• Exercise prompt:
In the entries below, how many lines hold the string "eclipse"? Answer with the number only.

[Entries from a dataset of interfaces]
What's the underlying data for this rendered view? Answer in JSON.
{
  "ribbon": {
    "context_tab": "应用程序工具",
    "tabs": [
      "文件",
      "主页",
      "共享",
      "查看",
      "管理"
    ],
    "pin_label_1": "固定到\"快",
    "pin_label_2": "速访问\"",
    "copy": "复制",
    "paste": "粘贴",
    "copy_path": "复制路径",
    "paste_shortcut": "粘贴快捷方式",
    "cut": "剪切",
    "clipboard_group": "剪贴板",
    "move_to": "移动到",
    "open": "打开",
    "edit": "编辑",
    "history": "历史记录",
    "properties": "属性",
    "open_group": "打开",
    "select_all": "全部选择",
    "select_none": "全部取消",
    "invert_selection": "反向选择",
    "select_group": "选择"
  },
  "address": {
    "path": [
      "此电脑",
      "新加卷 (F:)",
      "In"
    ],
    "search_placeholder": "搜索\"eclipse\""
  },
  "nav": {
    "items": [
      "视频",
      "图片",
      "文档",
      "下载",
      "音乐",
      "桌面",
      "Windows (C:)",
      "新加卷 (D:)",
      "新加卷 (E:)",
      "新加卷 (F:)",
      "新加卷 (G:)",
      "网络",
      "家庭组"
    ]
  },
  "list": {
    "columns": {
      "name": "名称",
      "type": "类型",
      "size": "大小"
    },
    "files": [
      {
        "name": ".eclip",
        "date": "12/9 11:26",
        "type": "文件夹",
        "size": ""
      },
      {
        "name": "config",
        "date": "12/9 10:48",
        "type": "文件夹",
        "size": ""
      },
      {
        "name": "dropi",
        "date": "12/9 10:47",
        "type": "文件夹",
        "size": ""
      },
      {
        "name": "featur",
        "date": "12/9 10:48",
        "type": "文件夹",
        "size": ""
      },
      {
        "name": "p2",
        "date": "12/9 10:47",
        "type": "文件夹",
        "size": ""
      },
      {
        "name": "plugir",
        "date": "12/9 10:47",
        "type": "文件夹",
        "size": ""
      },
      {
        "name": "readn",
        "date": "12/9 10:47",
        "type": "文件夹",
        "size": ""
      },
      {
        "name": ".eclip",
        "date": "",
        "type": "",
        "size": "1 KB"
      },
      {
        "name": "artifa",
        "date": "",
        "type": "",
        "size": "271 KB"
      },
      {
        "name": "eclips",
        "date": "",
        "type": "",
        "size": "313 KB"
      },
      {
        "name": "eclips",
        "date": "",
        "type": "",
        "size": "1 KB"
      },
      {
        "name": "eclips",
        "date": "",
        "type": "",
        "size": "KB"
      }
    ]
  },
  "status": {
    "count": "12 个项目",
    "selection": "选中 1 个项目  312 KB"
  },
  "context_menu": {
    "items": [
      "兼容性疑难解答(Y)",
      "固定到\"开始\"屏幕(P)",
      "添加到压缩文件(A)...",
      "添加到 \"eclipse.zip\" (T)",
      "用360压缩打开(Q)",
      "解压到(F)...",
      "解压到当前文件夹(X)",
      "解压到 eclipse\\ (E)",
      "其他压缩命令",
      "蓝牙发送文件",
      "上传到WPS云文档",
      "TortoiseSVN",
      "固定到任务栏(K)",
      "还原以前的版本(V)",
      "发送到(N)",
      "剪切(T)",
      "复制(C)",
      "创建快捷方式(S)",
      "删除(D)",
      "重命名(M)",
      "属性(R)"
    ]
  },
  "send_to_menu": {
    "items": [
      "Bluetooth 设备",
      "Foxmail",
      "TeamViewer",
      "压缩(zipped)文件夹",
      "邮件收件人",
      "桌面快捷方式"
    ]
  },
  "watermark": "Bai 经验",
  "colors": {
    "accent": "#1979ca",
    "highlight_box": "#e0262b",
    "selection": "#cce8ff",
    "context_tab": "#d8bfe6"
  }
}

• Your solution:
3